Just before the sunrise
Paradisaea n:o 21 // Refined In Fire Collection
490 x 69 cm STIH
Warp: Hand painted mercerized cotton
Weft: Hand dyed pima cotton, dark blueish purple
Woven with a faux crackle type of a fancy twill
Ca. 280 g/sm
They say the night is darkest just before the dawn breaks. There’s a moment, somewhere in the pitch blackness of night, when it feels like the darkness will ever end. Endless, almost hopeless hours, the world lying still and silent, clock ticking so slow you’re close to despair.
In Finnish they call that moment “The Wolf’s Hour”, and there’s something very fitting in it.
Sometimes life stands still, and a shadow is cast over it. Sometimes life may seem to get stuck in the moment, unable to move forward, loaded with something we’d rather not have there, an burden we’d never have chosen ourselves. It may feel dark, and it may feel like the darkness simply never leaves - and there’s nearly nothing we can do about it. We cannot lift the night away, push it away, wish it away. All we can do is to endure it.
just when the hour is the darkest
a miraculous change happens.
Night grows old, gets weary and fragile, starts to fall into pieces. The night is the darkest just before this, before the Sun begins its slow ascent somewhere behind the horizon and inevitably, slowly, surely, the night dies. The night feels darkest just before this turning point. After it light will grow, grow, grow into a full day.
I wanted one of the Refined In Fire pieces to carry a strong message of hope. Sometimes our life is stuck, or partially stuck, in something we’d rather leave behind but cannot. It may be an old feeling, maybe as old as we are. It may be something that happened a year ago. A week ago. Or something we fear might happen. Or it may be something much bigger than we are. A sorrow that will not leave. A memory we cannot forget. Something else. Life is so full of everything and we cannot keep it all together; it’s overwhelming, and sometimes all of it simply crashes on us.

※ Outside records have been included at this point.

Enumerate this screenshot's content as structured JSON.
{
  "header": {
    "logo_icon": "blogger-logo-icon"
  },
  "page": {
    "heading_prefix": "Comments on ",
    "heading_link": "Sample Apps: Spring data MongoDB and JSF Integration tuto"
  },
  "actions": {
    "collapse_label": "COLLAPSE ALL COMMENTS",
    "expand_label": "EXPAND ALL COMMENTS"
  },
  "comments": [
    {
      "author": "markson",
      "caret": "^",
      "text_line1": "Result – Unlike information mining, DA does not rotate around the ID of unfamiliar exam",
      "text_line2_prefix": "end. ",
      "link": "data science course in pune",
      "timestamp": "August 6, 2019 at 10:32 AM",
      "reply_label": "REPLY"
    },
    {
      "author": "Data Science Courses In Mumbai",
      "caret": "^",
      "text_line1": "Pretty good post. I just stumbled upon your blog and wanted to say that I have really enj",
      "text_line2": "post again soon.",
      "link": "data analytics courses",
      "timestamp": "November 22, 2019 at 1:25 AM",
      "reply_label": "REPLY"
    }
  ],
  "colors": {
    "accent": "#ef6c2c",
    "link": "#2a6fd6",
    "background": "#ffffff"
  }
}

It’s easier to speak of the hardships of life after we’ve overcome them. Sometimes, though, all hardships are not so easy to overcome. Sometimes we cannot do anything about them - just wait. I wanted to give this specific wrap a strong message of hope to speak into those moments of our lives, to remind myself and anyone who might need the same reminder about the inevitability of daybreak.
Night has always lost this game.
It still will,
no matter how hopeless the night feels.
Life wouldn’t make sense without this hope. No matter how slow the night hours, there will be a new day. It won’t be the same as the days when we had no sorrows, but it will be a day full of light. We may still remember the pain, but it won’t have power over us - just like nighttime fears lose their strength in broad daylight.